### EXERCISE DIRECTIONS
Below are records; repeat them all exactly.

### INFORMATION PROVIDED

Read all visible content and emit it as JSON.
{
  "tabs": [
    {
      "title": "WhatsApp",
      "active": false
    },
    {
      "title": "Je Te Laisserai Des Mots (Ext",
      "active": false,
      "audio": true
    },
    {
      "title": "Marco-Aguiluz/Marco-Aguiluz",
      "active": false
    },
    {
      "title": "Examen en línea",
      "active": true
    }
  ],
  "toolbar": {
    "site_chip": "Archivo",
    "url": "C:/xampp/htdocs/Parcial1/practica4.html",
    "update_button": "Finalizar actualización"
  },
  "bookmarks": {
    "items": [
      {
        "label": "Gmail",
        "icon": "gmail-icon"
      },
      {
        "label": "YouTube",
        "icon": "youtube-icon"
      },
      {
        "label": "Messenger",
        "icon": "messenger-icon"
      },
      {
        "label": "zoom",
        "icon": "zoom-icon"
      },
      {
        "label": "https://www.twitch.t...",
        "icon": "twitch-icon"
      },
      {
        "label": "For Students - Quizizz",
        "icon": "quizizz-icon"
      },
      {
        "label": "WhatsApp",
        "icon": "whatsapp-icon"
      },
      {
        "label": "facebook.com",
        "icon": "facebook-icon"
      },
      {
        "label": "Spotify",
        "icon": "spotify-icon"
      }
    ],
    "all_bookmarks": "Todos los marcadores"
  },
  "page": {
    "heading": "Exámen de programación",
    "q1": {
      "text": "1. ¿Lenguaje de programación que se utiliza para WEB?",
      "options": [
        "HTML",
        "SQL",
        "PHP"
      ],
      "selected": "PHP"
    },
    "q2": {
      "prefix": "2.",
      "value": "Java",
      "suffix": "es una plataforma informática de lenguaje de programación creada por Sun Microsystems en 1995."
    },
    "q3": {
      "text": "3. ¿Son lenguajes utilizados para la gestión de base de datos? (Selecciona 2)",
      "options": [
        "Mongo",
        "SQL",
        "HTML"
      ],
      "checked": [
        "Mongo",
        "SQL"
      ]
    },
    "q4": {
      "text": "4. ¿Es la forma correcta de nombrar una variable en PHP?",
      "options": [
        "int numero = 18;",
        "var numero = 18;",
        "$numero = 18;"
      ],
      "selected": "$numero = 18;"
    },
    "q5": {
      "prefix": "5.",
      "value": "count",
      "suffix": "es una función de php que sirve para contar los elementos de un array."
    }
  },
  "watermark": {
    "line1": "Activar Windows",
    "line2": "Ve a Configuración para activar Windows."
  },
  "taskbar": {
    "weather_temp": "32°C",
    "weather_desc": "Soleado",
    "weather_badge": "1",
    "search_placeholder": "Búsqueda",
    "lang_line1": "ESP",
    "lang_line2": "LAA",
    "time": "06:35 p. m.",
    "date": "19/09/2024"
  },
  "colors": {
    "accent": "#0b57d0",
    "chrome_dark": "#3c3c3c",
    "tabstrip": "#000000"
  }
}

### ANSWER SECTION
Read all visible content and emit it as JSON.
{
  "tabs": [
    {
      "title": "WhatsApp",
      "active": false
    },
    {
      "title": "Je Te Laisserai Des Mots (Ext",
      "active": false,
      "audio": true
    },
    {
      "title": "Marco-Aguiluz/Marco-Aguiluz",
      "active": false
    },
    {
      "title": "Examen en línea",
      "active": true
    }
  ],
  "toolbar": {
    "site_chip": "Archivo",
    "url": "C:/xampp/htdocs/Parcial1/practica4.html",
    "update_button": "Finalizar actualización"
  },
  "bookmarks": {
    "items": [
      {
        "label": "Gmail",
        "icon": "gmail-icon"
      },
      {
        "label": "YouTube",
        "icon": "youtube-icon"
      },
      {
        "label": "Messenger",
        "icon": "messenger-icon"
      },
      {
        "label": "zoom",
        "icon": "zoom-icon"
      },
      {
        "label": "https://www.twitch.t...",
        "icon": "twitch-icon"
      },
      {
        "label": "For Students - Quizizz",
        "icon": "quizizz-icon"
      },
      {
        "label": "WhatsApp",
        "icon": "whatsapp-icon"
      },
      {
        "label": "facebook.com",
        "icon": "facebook-icon"
      },
      {
        "label": "Spotify",
        "icon": "spotify-icon"
      }
    ],
    "all_bookmarks": "Todos los marcadores"
  },
  "page": {
    "heading": "Exámen de programación",
    "q1": {
      "text": "1. ¿Lenguaje de programación que se utiliza para WEB?",
      "options": [
        "HTML",
        "SQL",
        "PHP"
      ],
      "selected": "PHP"
    },
    "q2": {
      "prefix": "2.",
      "value": "Java",
      "suffix": "es una plataforma informática de lenguaje de programación creada por Sun Microsystems en 1995."
    },
    "q3": {
      "text": "3. ¿Son lenguajes utilizados para la gestión de base de datos? (Selecciona 2)",
      "options": [
        "Mongo",
        "SQL",
        "HTML"
      ],
      "checked": [
        "Mongo",
        "SQL"
      ]
    },
    "q4": {
      "text": "4. ¿Es la forma correcta de nombrar una variable en PHP?",
      "options": [
        "int numero = 18;",
        "var numero = 18;",
        "$numero = 18;"
      ],
      "selected": "$numero = 18;"
    },
    "q5": {
      "prefix": "5.",
      "value": "count",
      "suffix": "es una función de php que sirve para contar los elementos de un array."
    }
  },
  "watermark": {
    "line1": "Activar Windows",
    "line2": "Ve a Configuración para activar Windows."
  },
  "taskbar": {
    "weather_temp": "32°C",
    "weather_desc": "Soleado",
    "weather_badge": "1",
    "search_placeholder": "Búsqueda",
    "lang_line1": "ESP",
    "lang_line2": "LAA",
    "time": "06:35 p. m.",
    "date": "19/09/2024"
  },
  "colors": {
    "accent": "#0b57d0",
    "chrome_dark": "#3c3c3c",
    "tabstrip": "#000000"
  }
}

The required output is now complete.